### Task instructions
Return only those lines of the material that contain "isql".

*** Material shown ***

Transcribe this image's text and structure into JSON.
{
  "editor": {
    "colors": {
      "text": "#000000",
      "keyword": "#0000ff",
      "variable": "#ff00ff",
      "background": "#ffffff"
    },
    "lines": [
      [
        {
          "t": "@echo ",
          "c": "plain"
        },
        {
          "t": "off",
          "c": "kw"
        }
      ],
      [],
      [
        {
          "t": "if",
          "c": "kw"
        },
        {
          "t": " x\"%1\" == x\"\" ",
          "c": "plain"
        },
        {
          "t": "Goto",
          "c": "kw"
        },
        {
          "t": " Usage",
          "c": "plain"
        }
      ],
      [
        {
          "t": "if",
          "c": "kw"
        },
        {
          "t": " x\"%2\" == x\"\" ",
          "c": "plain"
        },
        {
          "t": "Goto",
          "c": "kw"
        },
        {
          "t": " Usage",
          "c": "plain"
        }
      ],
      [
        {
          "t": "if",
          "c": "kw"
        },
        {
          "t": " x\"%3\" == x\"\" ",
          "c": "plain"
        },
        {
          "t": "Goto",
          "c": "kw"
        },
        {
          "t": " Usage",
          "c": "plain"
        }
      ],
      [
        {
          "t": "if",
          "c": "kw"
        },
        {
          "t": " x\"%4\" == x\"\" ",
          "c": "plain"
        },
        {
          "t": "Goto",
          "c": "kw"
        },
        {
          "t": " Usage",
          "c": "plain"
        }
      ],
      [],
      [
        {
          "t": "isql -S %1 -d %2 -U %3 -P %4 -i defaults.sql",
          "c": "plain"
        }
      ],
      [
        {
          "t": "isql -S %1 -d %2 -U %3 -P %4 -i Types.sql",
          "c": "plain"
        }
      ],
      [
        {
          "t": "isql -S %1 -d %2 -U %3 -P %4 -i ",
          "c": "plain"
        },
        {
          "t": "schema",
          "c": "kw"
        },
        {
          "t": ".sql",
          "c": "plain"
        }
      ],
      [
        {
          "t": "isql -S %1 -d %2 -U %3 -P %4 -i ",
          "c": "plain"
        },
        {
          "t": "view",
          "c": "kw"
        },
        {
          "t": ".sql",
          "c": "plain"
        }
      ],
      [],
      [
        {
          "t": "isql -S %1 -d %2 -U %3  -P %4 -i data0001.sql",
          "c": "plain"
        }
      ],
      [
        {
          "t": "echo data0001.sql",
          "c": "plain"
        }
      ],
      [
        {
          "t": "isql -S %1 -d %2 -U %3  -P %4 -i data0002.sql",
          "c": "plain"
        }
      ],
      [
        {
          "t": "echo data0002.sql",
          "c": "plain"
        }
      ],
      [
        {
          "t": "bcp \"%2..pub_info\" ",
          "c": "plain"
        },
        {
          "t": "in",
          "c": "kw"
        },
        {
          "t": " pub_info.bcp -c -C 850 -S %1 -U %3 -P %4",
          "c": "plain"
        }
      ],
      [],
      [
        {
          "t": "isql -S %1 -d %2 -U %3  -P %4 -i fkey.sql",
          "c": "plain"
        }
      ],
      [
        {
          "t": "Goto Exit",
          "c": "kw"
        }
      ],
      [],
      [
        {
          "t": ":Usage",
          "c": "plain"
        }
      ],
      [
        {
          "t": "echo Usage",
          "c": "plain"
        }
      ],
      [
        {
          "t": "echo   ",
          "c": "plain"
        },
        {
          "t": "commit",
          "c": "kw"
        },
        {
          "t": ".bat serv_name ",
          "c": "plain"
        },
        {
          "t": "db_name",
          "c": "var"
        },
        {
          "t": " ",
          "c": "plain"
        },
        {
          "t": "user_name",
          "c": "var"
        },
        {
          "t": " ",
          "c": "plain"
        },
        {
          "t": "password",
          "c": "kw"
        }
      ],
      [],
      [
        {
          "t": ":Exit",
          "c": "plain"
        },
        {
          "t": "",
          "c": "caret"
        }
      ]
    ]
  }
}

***

### Finished task
          "t": "isql -S %1 -d %2 -U %3 -P %4 -i defaults.sql",
          "t": "isql -S %1 -d %2 -U %3 -P %4 -i Types.sql",
          "t": "isql -S %1 -d %2 -U %3 -P %4 -i ",
          "t": "isql -S %1 -d %2 -U %3 -P %4 -i ",
          "t": "isql -S %1 -d %2 -U %3  -P %4 -i data0001.sql",
          "t": "isql -S %1 -d %2 -U %3  -P %4 -i data0002.sql",
          "t": "isql -S %1 -d %2 -U %3  -P %4 -i fkey.sql",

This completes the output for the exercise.